Saturday 14 December 2019 12:37 pm

Negotiating a better broadband deal 'could save £120 per year'

Consumers could save around £120 a year on broadband by negotiating with their internet suppliers, but around 45 per cent do not ask for a better deal, according to research from Which.

Around 78 per cent of the more than 5,000 people surveyed revealed they had been offered an incentive, discount or better deal, by haggling.

Read more: Revealed: London’s best and worst streets for broadband speeds

The consumer group said that 52 per cent found haggling easy, while 27 per cent said it was difficult.

Meanwhile, 45 per cent of respondents said they had never contacted their current provider to ask for a better deal, 38 per cent had never switched provider and 24 per cent had not changed supplier for more than three years.

Of those who had not negotiated new deals, 51 per cent said they were paying the same as when they first signed up.

Around 20 per cent who had not haggled said they had not done so because they were happy with price and service.

Meanwhile 71 per cent of those who did switch said the process was easy. 27 per cent experienced some time without an internet connection.

Natalie Hitchins, Which head of home products and services, said: “Many of us obediently pay our bills throughout the year without ever giving it a second thought, but just one phone call or online chat could save you £120 this Christmas.

“There are bigger savings to be had for those willing to switch to a new provider, but even if you are happy where you are, don’t be afraid to ask for a discount – it could make all the difference.”

The process to switch is straightforward for most customers, Which explains, with those using the Openreach network, including BT, Sky, TalkTalk, Plusnet and more, only required to contact their new provider.

Read more: London set for fibre backbone to boost internet speeds

If moving from a separate network, however, a cease and re-provide process is needed, which means contacting the old provider to turn the connection off before joining a new provider.

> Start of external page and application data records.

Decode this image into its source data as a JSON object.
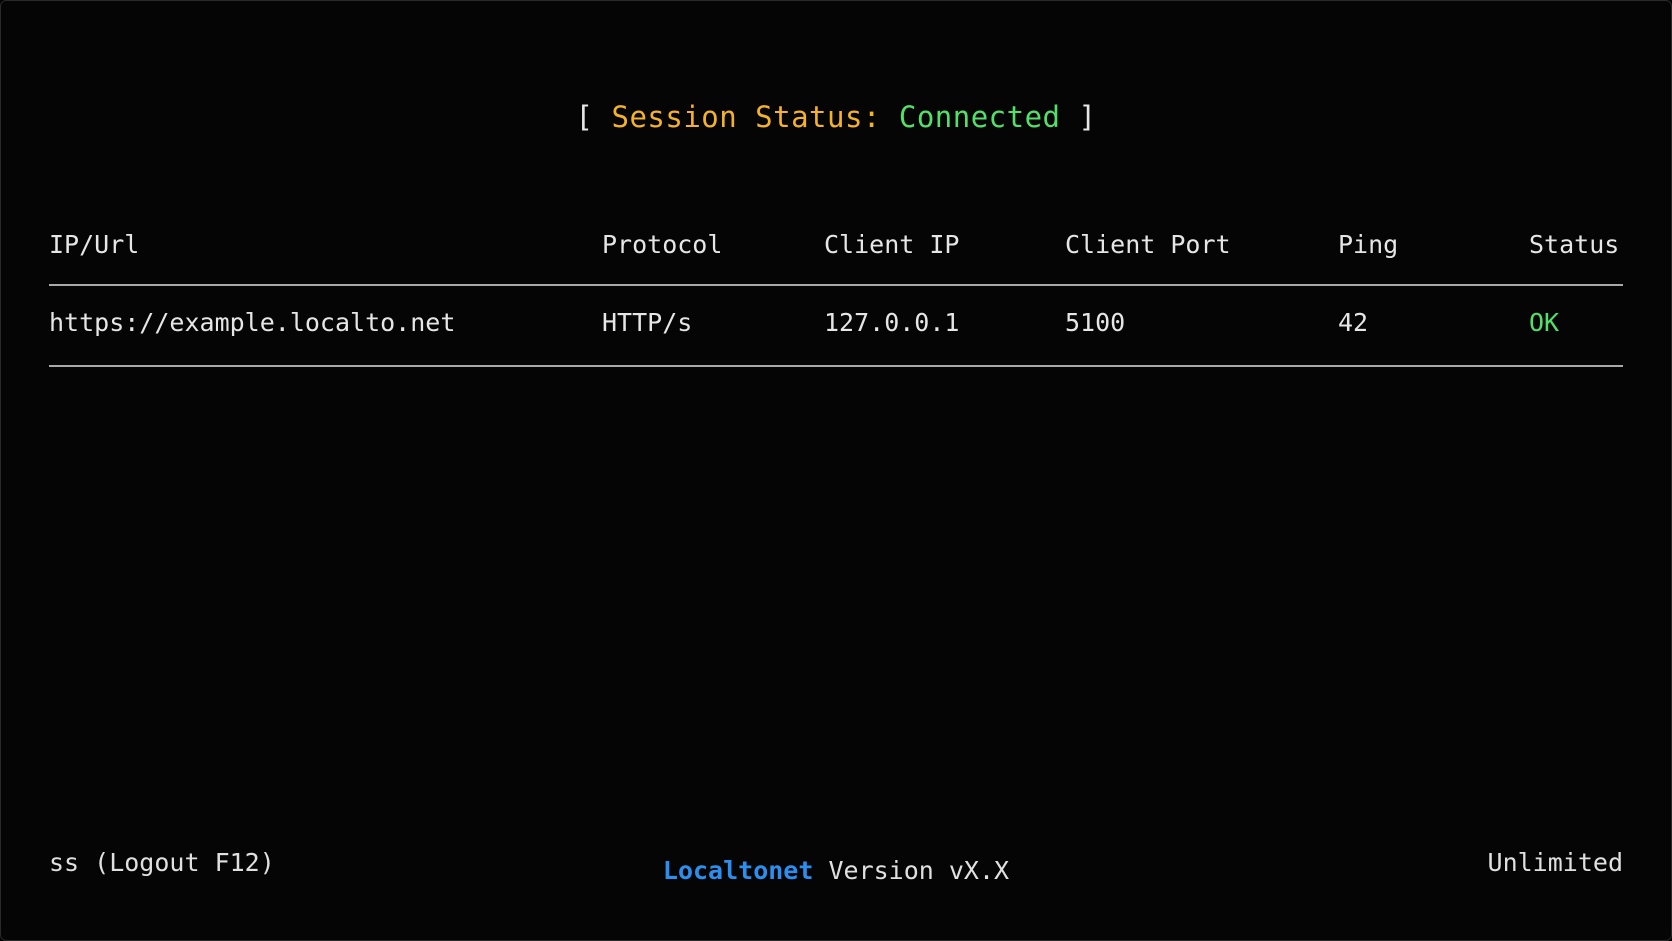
{
  "session": {
    "open_bracket": "[",
    "label": "Session Status:",
    "value": "Connected",
    "close_bracket": "]",
    "label_color": "#f4b22a",
    "value_color": "#52e06a"
  },
  "table": {
    "headers": [
      "IP/Url",
      "Protocol",
      "Client IP",
      "Client Port",
      "Ping",
      "Status"
    ],
    "rows": [
      {
        "url": "https://example.localto.net",
        "protocol": "HTTP/s",
        "client_ip": "127.0.0.1",
        "client_port": "5100",
        "ping": "42",
        "status": "OK"
      }
    ]
  },
  "footer": {
    "left": "ss (Logout F12)",
    "brand": "Localtonet",
    "version": "Version vX.X",
    "right": "Unlimited",
    "brand_color": "#2b8ff0"
  }
}
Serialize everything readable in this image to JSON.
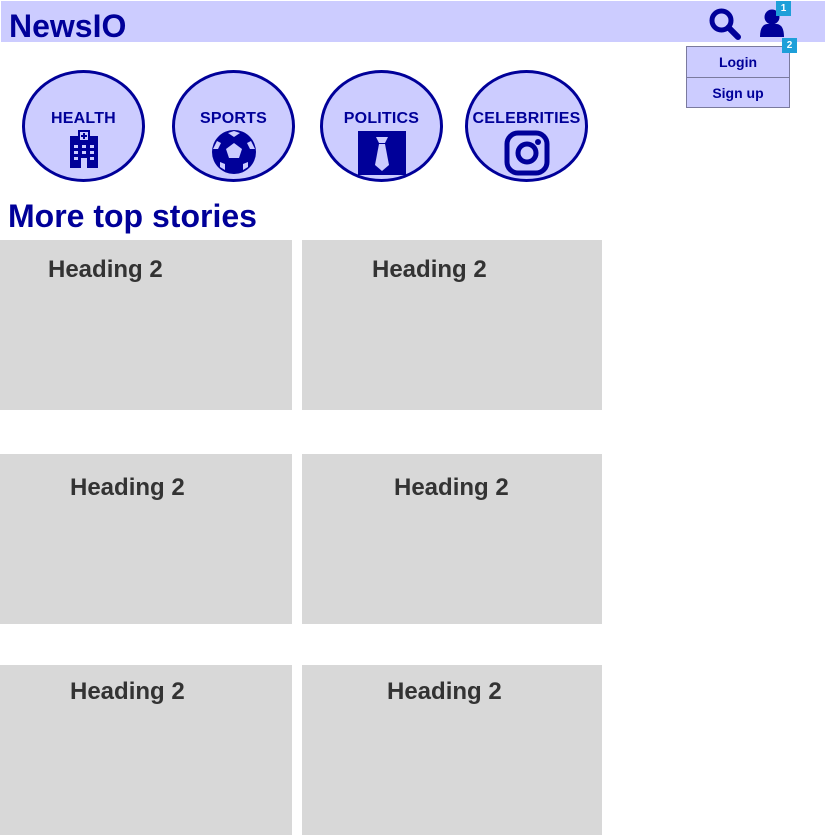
{
  "header": {
    "logo": "NewsIO",
    "markers": {
      "user": "1",
      "dropdown": "2"
    },
    "icons": {
      "search": "search-icon",
      "user": "user-icon"
    }
  },
  "account_menu": {
    "items": [
      {
        "label": "Login"
      },
      {
        "label": "Sign up"
      }
    ]
  },
  "categories": [
    {
      "label": "HEALTH",
      "icon": "hospital-icon"
    },
    {
      "label": "SPORTS",
      "icon": "soccer-ball-icon"
    },
    {
      "label": "POLITICS",
      "icon": "tie-icon"
    },
    {
      "label": "CELEBRITIES",
      "icon": "instagram-icon"
    }
  ],
  "main": {
    "section_title": "More top stories",
    "cards": [
      {
        "heading": "Heading 2"
      },
      {
        "heading": "Heading 2"
      },
      {
        "heading": "Heading 2"
      },
      {
        "heading": "Heading 2"
      },
      {
        "heading": "Heading 2"
      },
      {
        "heading": "Heading 2"
      }
    ]
  },
  "colors": {
    "primary": "#000099",
    "header_bg": "#ccccff",
    "card_bg": "#d8d8d8",
    "heading_text": "#333333",
    "marker": "#1e9fd9"
  }
}
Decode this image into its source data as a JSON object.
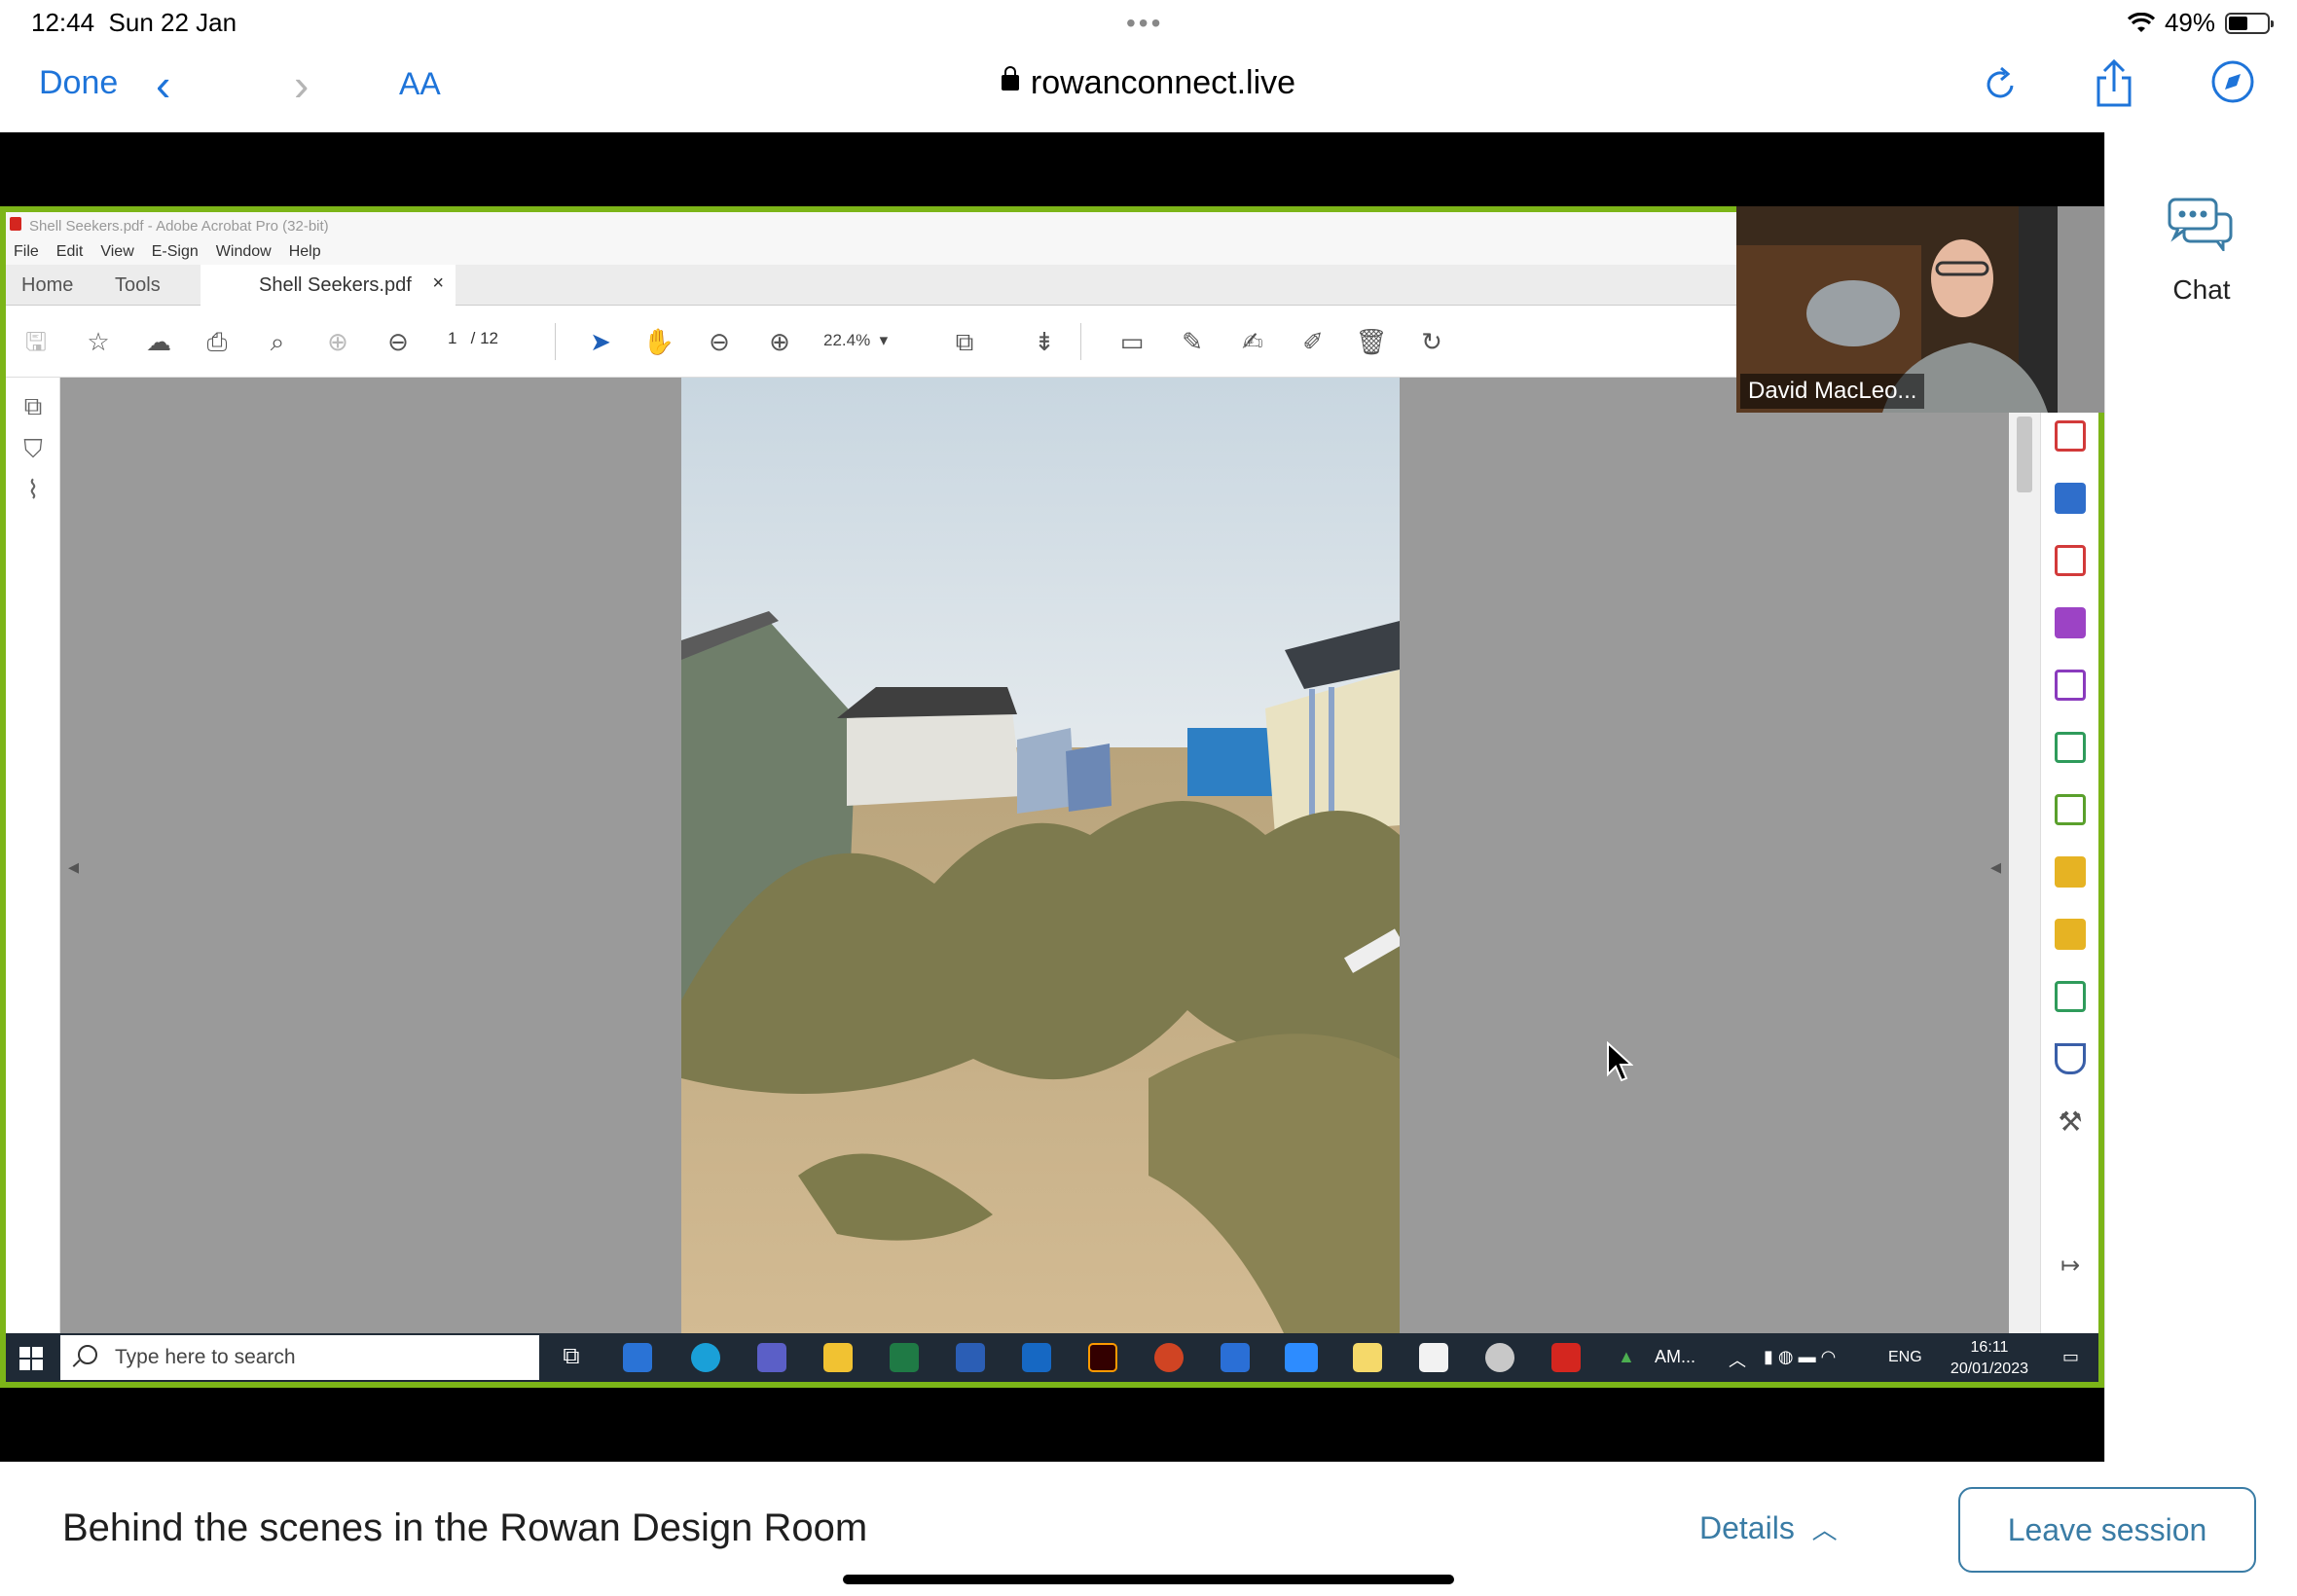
{
  "status_bar": {
    "time": "12:44",
    "date": "Sun 22 Jan",
    "battery": "49%",
    "battery_level": 0.49
  },
  "browser": {
    "done_label": "Done",
    "text_size_label": "AA",
    "url": "rowanconnect.live"
  },
  "chat": {
    "label": "Chat"
  },
  "shared_screen": {
    "window_title": "Shell Seekers.pdf - Adobe Acrobat Pro (32-bit)",
    "menu": [
      "File",
      "Edit",
      "View",
      "E-Sign",
      "Window",
      "Help"
    ],
    "tabs": {
      "home": "Home",
      "tools": "Tools",
      "document": "Shell Seekers.pdf"
    },
    "page_current": "1",
    "page_total": "/ 12",
    "zoom": "22.4%",
    "taskbar": {
      "search_placeholder": "Type here to search",
      "tray_app": "AM...",
      "language": "ENG",
      "time": "16:11",
      "date": "20/01/2023"
    }
  },
  "participant": {
    "name": "David MacLeo..."
  },
  "session": {
    "title": "Behind the scenes in the Rowan Design Room",
    "details_label": "Details",
    "leave_label": "Leave session"
  },
  "colors": {
    "accent": "#1e74d9",
    "session_accent": "#3a7ca5",
    "share_border": "#7cb518"
  }
}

Ofcom is set to discuss changes to this process in 2020 with a view to making it simpler.